Type out all the records once more, exactly.

(Items from an interface collection)
################
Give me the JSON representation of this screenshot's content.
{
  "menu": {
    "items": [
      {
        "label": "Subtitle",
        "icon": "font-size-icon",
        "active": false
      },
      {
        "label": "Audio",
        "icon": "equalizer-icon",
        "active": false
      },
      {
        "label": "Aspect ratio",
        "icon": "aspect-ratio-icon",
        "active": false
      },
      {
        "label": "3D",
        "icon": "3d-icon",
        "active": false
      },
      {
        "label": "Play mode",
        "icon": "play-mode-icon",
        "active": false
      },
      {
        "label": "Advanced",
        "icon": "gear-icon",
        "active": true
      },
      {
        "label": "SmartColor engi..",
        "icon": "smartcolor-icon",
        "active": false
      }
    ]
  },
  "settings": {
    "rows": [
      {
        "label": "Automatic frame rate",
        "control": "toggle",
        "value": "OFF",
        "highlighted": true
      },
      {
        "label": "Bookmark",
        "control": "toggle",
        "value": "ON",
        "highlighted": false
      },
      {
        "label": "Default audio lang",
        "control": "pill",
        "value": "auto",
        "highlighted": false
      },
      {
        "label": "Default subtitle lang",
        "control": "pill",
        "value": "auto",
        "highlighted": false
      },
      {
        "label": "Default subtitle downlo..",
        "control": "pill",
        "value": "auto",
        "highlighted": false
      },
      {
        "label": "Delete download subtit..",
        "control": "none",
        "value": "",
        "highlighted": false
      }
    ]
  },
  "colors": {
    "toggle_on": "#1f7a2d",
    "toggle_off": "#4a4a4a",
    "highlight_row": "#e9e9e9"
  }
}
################
▶ [WRITTEN RESPONSE]
Give me the JSON representation of this screenshot's content.
{
  "menu": {
    "items": [
      {
        "label": "Subtitle",
        "icon": "font-size-icon",
        "active": false
      },
      {
        "label": "Audio",
        "icon": "equalizer-icon",
        "active": false
      },
      {
        "label": "Aspect ratio",
        "icon": "aspect-ratio-icon",
        "active": false
      },
      {
        "label": "3D",
        "icon": "3d-icon",
        "active": false
      },
      {
        "label": "Play mode",
        "icon": "play-mode-icon",
        "active": false
      },
      {
        "label": "Advanced",
        "icon": "gear-icon",
        "active": true
      },
      {
        "label": "SmartColor engi..",
        "icon": "smartcolor-icon",
        "active": false
      }
    ]
  },
  "settings": {
    "rows": [
      {
        "label": "Automatic frame rate",
        "control": "toggle",
        "value": "OFF",
        "highlighted": true
      },
      {
        "label": "Bookmark",
        "control": "toggle",
        "value": "ON",
        "highlighted": false
      },
      {
        "label": "Default audio lang",
        "control": "pill",
        "value": "auto",
        "highlighted": false
      },
      {
        "label": "Default subtitle lang",
        "control": "pill",
        "value": "auto",
        "highlighted": false
      },
      {
        "label": "Default subtitle downlo..",
        "control": "pill",
        "value": "auto",
        "highlighted": false
      },
      {
        "label": "Delete download subtit..",
        "control": "none",
        "value": "",
        "highlighted": false
      }
    ]
  },
  "colors": {
    "toggle_on": "#1f7a2d",
    "toggle_off": "#4a4a4a",
    "highlight_row": "#e9e9e9"
  }
}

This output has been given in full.